placenta

n (pl -tas o -tae) placenta; — previa placenta previa
References in periodicals archive ?
Background: Cesarean section (CS) is an independent risk factor for placenta accreta.
Objective: To compare the morbidity associated with placenta previa with and without previous caesarean sections.
One of them brought in placenta stew, cooked in red wine with carrots and onions.
More than 200 millennia of human civilization and two centuries of modern medicine have brought us to this recent heavy-handed admonition by scientific researchers: Its probably a bad idea to eat your placenta.
Consuming encapsulated placenta has become all the rage among new moms, but new research suggests that it offers little to no benefits in aiding postpartum depression, fatigue and maternal bonding.
Summary: Washington DC [USA], Dec 2 (ANI): A study has recently suggested that new mothers consuming placenta pills, following childbirth, will experience little to no effect on their post-partum mood, maternal bonding or fatigue.
APH complicates about 2-5% of all the pregnancies, [1] APH can be due to placenta praevia, abruptio placentae, indeterminate cause or local causes of tract.
THE RATE OF PLACENTA ACCRETA has been rising, almost certainly as a consequence of the increasing cesarean delivery rate.
Circumvallate placenta is an abnormality of the placental shape where there is a central depression on the foetal surface surrounded by a greyish white thickened ring at the periphery (1).
TBut, 18 months later things are changing for Placenta Plus as owner, Danielle Kinney, 32, has a long list of celebrity clients and new mums waiting to try them.
RESULTS OF ULTRASONOGRAPHY on January 8 identified placenta accreta and placenta previa in a woman at 36 weeks of gestation.
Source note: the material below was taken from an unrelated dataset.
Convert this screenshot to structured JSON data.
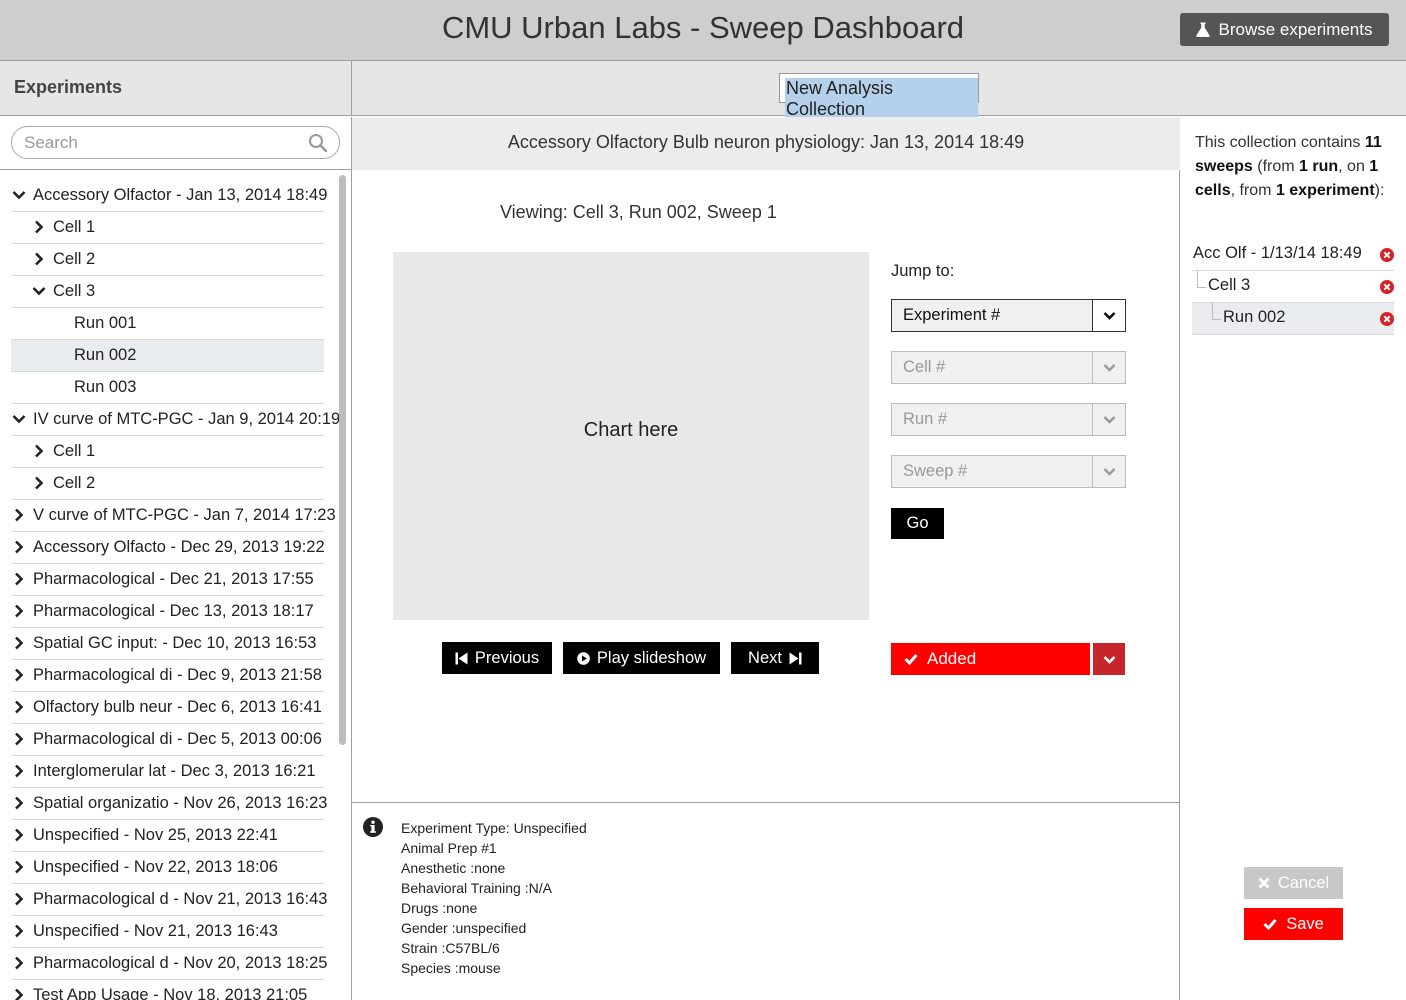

Many theories speculate that the abnormal development of the placenta in the beginning of the pregnancy leads to systemic inflammation, oxidative stress and endothelial dysfunction, which in turn lead to PE's clinical manifestations (Hermes, Van Kesteren, & De Groot, 2012; Anderson, Olsson, Kristenses, Akerstrom, & Hansson, 2012).